> Assignment:
With the pictures left out, restate every entry word for word.

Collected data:
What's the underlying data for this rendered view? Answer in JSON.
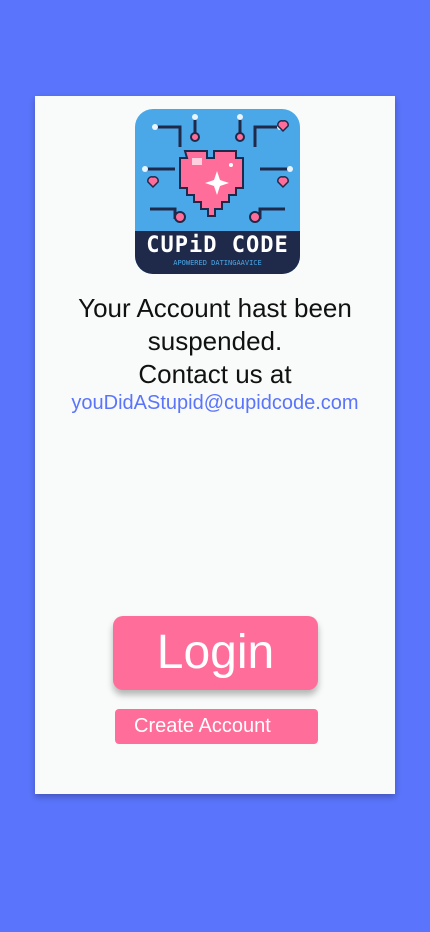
{
  "logo": {
    "icon": "pixel-heart-circuit-icon",
    "title": "CUPiD CODE",
    "tagline": "APOWERED DATINGAAVICE",
    "colors": {
      "background": "#4aa8e8",
      "heart": "#ff6e9b",
      "dark": "#1f2a4a"
    }
  },
  "message": {
    "line1": "Your Account hast been",
    "line2": "suspended.",
    "line3": "Contact us at"
  },
  "contact_email": "youDidAStupid@cupidcode.com",
  "buttons": {
    "login_label": "Login",
    "create_account_label": "Create Account"
  },
  "colors": {
    "page_background": "#5a74fb",
    "card_background": "#f9fbfb",
    "accent": "#ff6e9b",
    "link": "#5a74fb"
  }
}
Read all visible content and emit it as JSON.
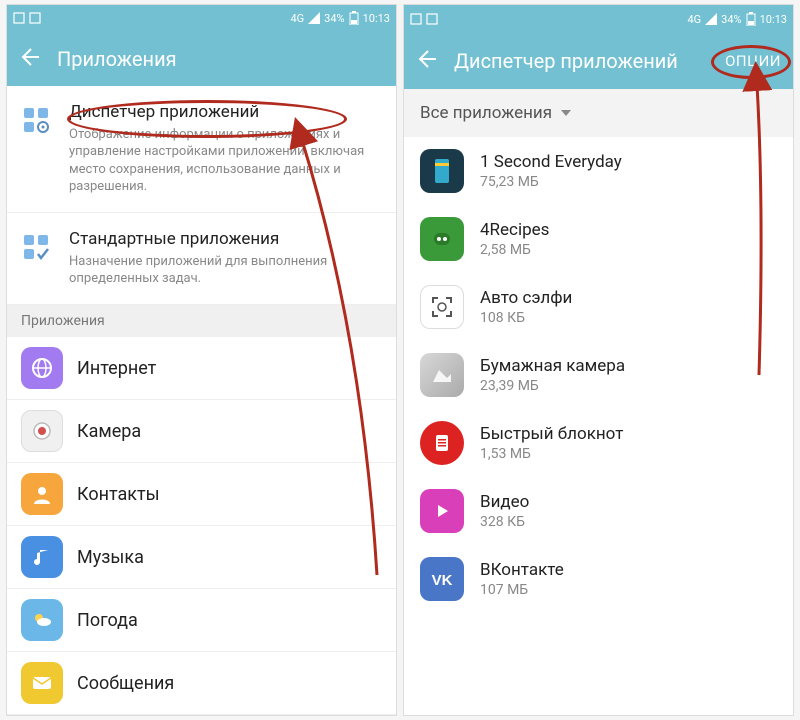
{
  "status": {
    "network": "4G",
    "battery": "34%",
    "time": "10:13"
  },
  "left": {
    "title": "Приложения",
    "item1": {
      "title": "Диспетчер приложений",
      "sub": "Отображение информации о приложениях и управление настройками приложений, включая место сохранения, использование данных и разрешения."
    },
    "item2": {
      "title": "Стандартные приложения",
      "sub": "Назначение приложений для выполнения определенных задач."
    },
    "section": "Приложения",
    "apps": {
      "a0": "Интернет",
      "a1": "Камера",
      "a2": "Контакты",
      "a3": "Музыка",
      "a4": "Погода",
      "a5": "Сообщения"
    }
  },
  "right": {
    "title": "Диспетчер приложений",
    "action": "ОПЦИИ",
    "filter": "Все приложения",
    "apps": {
      "r0": {
        "name": "1 Second Everyday",
        "size": "75,23 МБ"
      },
      "r1": {
        "name": "4Recipes",
        "size": "2,58 МБ"
      },
      "r2": {
        "name": "Авто сэлфи",
        "size": "108 КБ"
      },
      "r3": {
        "name": "Бумажная камера",
        "size": "23,39 МБ"
      },
      "r4": {
        "name": "Быстрый блокнот",
        "size": "1,53 МБ"
      },
      "r5": {
        "name": "Видео",
        "size": "328 КБ"
      },
      "r6": {
        "name": "ВКонтакте",
        "size": "107 МБ"
      }
    }
  }
}
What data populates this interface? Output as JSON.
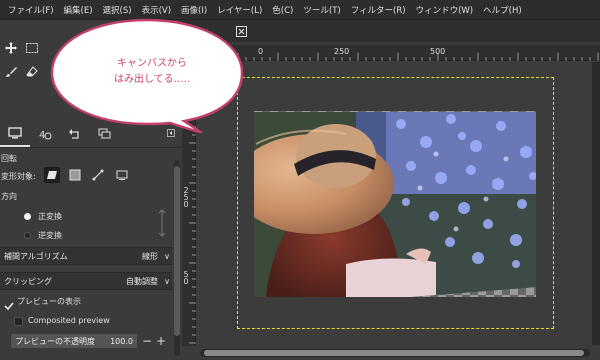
{
  "menu": [
    "ファイル(F)",
    "編集(E)",
    "選択(S)",
    "表示(V)",
    "画像(I)",
    "レイヤー(L)",
    "色(C)",
    "ツール(T)",
    "フィルター(R)",
    "ウィンドウ(W)",
    "ヘルプ(H)"
  ],
  "callout": {
    "line1": "キャンバスから",
    "line2": "はみ出してる…..",
    "color": "#d2436f"
  },
  "ruler": {
    "h_labels": [
      "0",
      "250",
      "500"
    ],
    "v_labels": [
      "2",
      "5",
      "0"
    ],
    "v_labels2": [
      "5",
      "0"
    ]
  },
  "tool_options": {
    "title": "回転",
    "transform_target_label": "変形対象:",
    "direction_label": "方向",
    "direction_options": [
      "正変換",
      "逆変換"
    ],
    "interpolation_label": "補間アルゴリズム",
    "interpolation_value": "線形",
    "clipping_label": "クリッピング",
    "clipping_value": "自動調整",
    "show_preview_label": "プレビューの表示",
    "composited_preview_label": "Composited preview",
    "preview_opacity_label": "プレビューの不透明度",
    "preview_opacity_value": "100.0"
  },
  "colors": {
    "selection_boundary": "#e8e020",
    "accent": "#d2436f"
  }
}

> Solution to the problem:
What's the underlying data for this rendered view? Answer in JSON.
{
  "logo": {
    "icon": "pixel-heart-circuit-icon",
    "title": "CUPiD CODE",
    "tagline": "APOWERED DATINGAAVICE",
    "colors": {
      "background": "#4aa8e8",
      "heart": "#ff6e9b",
      "dark": "#1f2a4a"
    }
  },
  "message": {
    "line1": "Your Account hast been",
    "line2": "suspended.",
    "line3": "Contact us at"
  },
  "contact_email": "youDidAStupid@cupidcode.com",
  "buttons": {
    "login_label": "Login",
    "create_account_label": "Create Account"
  },
  "colors": {
    "page_background": "#5a74fb",
    "card_background": "#f9fbfb",
    "accent": "#ff6e9b",
    "link": "#5a74fb"
  }
}
Read all visible content and emit it as JSON.
{
  "status": {
    "network": "4G",
    "battery": "34%",
    "time": "10:13"
  },
  "left": {
    "title": "Приложения",
    "item1": {
      "title": "Диспетчер приложений",
      "sub": "Отображение информации о приложениях и управление настройками приложений, включая место сохранения, использование данных и разрешения."
    },
    "item2": {
      "title": "Стандартные приложения",
      "sub": "Назначение приложений для выполнения определенных задач."
    },
    "section": "Приложения",
    "apps": {
      "a0": "Интернет",
      "a1": "Камера",
      "a2": "Контакты",
      "a3": "Музыка",
      "a4": "Погода",
      "a5": "Сообщения"
    }
  },
  "right": {
    "title": "Диспетчер приложений",
    "action": "ОПЦИИ",
    "filter": "Все приложения",
    "apps": {
      "r0": {
        "name": "1 Second Everyday",
        "size": "75,23 МБ"
      },
      "r1": {
        "name": "4Recipes",
        "size": "2,58 МБ"
      },
      "r2": {
        "name": "Авто сэлфи",
        "size": "108 КБ"
      },
      "r3": {
        "name": "Бумажная камера",
        "size": "23,39 МБ"
      },
      "r4": {
        "name": "Быстрый блокнот",
        "size": "1,53 МБ"
      },
      "r5": {
        "name": "Видео",
        "size": "328 КБ"
      },
      "r6": {
        "name": "ВКонтакте",
        "size": "107 МБ"
      }
    }
  }
}
What data populates this interface? Output as JSON.
{
  "menu": [
    "ファイル(F)",
    "編集(E)",
    "選択(S)",
    "表示(V)",
    "画像(I)",
    "レイヤー(L)",
    "色(C)",
    "ツール(T)",
    "フィルター(R)",
    "ウィンドウ(W)",
    "ヘルプ(H)"
  ],
  "callout": {
    "line1": "キャンバスから",
    "line2": "はみ出してる…..",
    "color": "#d2436f"
  },
  "ruler": {
    "h_labels": [
      "0",
      "250",
      "500"
    ],
    "v_labels": [
      "2",
      "5",
      "0"
    ],
    "v_labels2": [
      "5",
      "0"
    ]
  },
  "tool_options": {
    "title": "回転",
    "transform_target_label": "変形対象:",
    "direction_label": "方向",
    "direction_options": [
      "正変換",
      "逆変換"
    ],
    "interpolation_label": "補間アルゴリズム",
    "interpolation_value": "線形",
    "clipping_label": "クリッピング",
    "clipping_value": "自動調整",
    "show_preview_label": "プレビューの表示",
    "composited_preview_label": "Composited preview",
    "preview_opacity_label": "プレビューの不透明度",
    "preview_opacity_value": "100.0"
  },
  "colors": {
    "selection_boundary": "#e8e020",
    "accent": "#d2436f"
  }
}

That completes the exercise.